-- YOUR TASK --
Reproduce the records in full. Alter nothing.

-- EXTRACTED MATERIAL --
++++++++++
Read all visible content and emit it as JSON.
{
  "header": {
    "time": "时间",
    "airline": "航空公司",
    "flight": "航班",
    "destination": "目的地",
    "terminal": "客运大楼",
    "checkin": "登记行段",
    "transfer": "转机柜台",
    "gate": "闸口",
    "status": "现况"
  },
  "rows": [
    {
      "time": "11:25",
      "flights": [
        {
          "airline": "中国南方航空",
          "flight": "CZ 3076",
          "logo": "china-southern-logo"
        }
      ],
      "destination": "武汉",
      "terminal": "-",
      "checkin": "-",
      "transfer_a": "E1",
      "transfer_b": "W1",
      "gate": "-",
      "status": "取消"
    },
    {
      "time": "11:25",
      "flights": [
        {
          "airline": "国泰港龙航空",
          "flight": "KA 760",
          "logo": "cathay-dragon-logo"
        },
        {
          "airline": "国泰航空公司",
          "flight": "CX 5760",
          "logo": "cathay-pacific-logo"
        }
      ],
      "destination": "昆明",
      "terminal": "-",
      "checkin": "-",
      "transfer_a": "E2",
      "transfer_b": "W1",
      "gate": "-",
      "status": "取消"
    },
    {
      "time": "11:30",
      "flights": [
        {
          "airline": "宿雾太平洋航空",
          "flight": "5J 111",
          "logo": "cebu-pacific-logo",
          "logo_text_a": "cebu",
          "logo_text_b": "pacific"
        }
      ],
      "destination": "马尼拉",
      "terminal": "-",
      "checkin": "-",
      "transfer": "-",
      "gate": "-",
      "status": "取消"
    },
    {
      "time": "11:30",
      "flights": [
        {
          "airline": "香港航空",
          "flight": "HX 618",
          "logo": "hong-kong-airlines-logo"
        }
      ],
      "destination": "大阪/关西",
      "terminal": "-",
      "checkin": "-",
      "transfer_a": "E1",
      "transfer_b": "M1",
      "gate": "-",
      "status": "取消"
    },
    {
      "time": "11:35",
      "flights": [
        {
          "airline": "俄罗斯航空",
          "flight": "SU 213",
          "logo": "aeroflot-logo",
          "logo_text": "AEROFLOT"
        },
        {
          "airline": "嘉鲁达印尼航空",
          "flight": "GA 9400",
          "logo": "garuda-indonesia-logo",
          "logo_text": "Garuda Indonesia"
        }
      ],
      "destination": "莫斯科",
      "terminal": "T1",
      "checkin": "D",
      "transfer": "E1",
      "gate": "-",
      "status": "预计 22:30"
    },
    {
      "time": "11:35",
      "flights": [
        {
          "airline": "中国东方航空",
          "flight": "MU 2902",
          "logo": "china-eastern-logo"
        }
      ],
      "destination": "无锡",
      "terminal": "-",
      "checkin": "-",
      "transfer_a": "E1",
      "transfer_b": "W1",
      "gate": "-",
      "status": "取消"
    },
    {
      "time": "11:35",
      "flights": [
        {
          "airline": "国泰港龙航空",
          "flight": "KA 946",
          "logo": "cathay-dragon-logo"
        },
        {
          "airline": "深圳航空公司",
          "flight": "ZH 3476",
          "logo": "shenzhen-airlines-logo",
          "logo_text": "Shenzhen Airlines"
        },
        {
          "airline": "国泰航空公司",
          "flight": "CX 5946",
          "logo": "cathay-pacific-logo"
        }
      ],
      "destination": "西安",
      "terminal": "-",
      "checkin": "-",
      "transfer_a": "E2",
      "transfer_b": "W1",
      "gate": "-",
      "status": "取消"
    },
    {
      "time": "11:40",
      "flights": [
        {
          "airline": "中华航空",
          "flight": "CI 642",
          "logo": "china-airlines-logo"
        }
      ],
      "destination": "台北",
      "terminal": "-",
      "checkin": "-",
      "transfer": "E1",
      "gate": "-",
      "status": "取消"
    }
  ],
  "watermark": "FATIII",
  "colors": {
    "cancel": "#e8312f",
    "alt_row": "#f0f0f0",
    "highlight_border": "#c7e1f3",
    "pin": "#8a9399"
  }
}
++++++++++
-- TASK ANSWER --
Read all visible content and emit it as JSON.
{
  "header": {
    "time": "时间",
    "airline": "航空公司",
    "flight": "航班",
    "destination": "目的地",
    "terminal": "客运大楼",
    "checkin": "登记行段",
    "transfer": "转机柜台",
    "gate": "闸口",
    "status": "现况"
  },
  "rows": [
    {
      "time": "11:25",
      "flights": [
        {
          "airline": "中国南方航空",
          "flight": "CZ 3076",
          "logo": "china-southern-logo"
        }
      ],
      "destination": "武汉",
      "terminal": "-",
      "checkin": "-",
      "transfer_a": "E1",
      "transfer_b": "W1",
      "gate": "-",
      "status": "取消"
    },
    {
      "time": "11:25",
      "flights": [
        {
          "airline": "国泰港龙航空",
          "flight": "KA 760",
          "logo": "cathay-dragon-logo"
        },
        {
          "airline": "国泰航空公司",
          "flight": "CX 5760",
          "logo": "cathay-pacific-logo"
        }
      ],
      "destination": "昆明",
      "terminal": "-",
      "checkin": "-",
      "transfer_a": "E2",
      "transfer_b": "W1",
      "gate": "-",
      "status": "取消"
    },
    {
      "time": "11:30",
      "flights": [
        {
          "airline": "宿雾太平洋航空",
          "flight": "5J 111",
          "logo": "cebu-pacific-logo",
          "logo_text_a": "cebu",
          "logo_text_b": "pacific"
        }
      ],
      "destination": "马尼拉",
      "terminal": "-",
      "checkin": "-",
      "transfer": "-",
      "gate": "-",
      "status": "取消"
    },
    {
      "time": "11:30",
      "flights": [
        {
          "airline": "香港航空",
          "flight": "HX 618",
          "logo": "hong-kong-airlines-logo"
        }
      ],
      "destination": "大阪/关西",
      "terminal": "-",
      "checkin": "-",
      "transfer_a": "E1",
      "transfer_b": "M1",
      "gate": "-",
      "status": "取消"
    },
    {
      "time": "11:35",
      "flights": [
        {
          "airline": "俄罗斯航空",
          "flight": "SU 213",
          "logo": "aeroflot-logo",
          "logo_text": "AEROFLOT"
        },
        {
          "airline": "嘉鲁达印尼航空",
          "flight": "GA 9400",
          "logo": "garuda-indonesia-logo",
          "logo_text": "Garuda Indonesia"
        }
      ],
      "destination": "莫斯科",
      "terminal": "T1",
      "checkin": "D",
      "transfer": "E1",
      "gate": "-",
      "status": "预计 22:30"
    },
    {
      "time": "11:35",
      "flights": [
        {
          "airline": "中国东方航空",
          "flight": "MU 2902",
          "logo": "china-eastern-logo"
        }
      ],
      "destination": "无锡",
      "terminal": "-",
      "checkin": "-",
      "transfer_a": "E1",
      "transfer_b": "W1",
      "gate": "-",
      "status": "取消"
    },
    {
      "time": "11:35",
      "flights": [
        {
          "airline": "国泰港龙航空",
          "flight": "KA 946",
          "logo": "cathay-dragon-logo"
        },
        {
          "airline": "深圳航空公司",
          "flight": "ZH 3476",
          "logo": "shenzhen-airlines-logo",
          "logo_text": "Shenzhen Airlines"
        },
        {
          "airline": "国泰航空公司",
          "flight": "CX 5946",
          "logo": "cathay-pacific-logo"
        }
      ],
      "destination": "西安",
      "terminal": "-",
      "checkin": "-",
      "transfer_a": "E2",
      "transfer_b": "W1",
      "gate": "-",
      "status": "取消"
    },
    {
      "time": "11:40",
      "flights": [
        {
          "airline": "中华航空",
          "flight": "CI 642",
          "logo": "china-airlines-logo"
        }
      ],
      "destination": "台北",
      "terminal": "-",
      "checkin": "-",
      "transfer": "E1",
      "gate": "-",
      "status": "取消"
    }
  ],
  "watermark": "FATIII",
  "colors": {
    "cancel": "#e8312f",
    "alt_row": "#f0f0f0",
    "highlight_border": "#c7e1f3",
    "pin": "#8a9399"
  }
}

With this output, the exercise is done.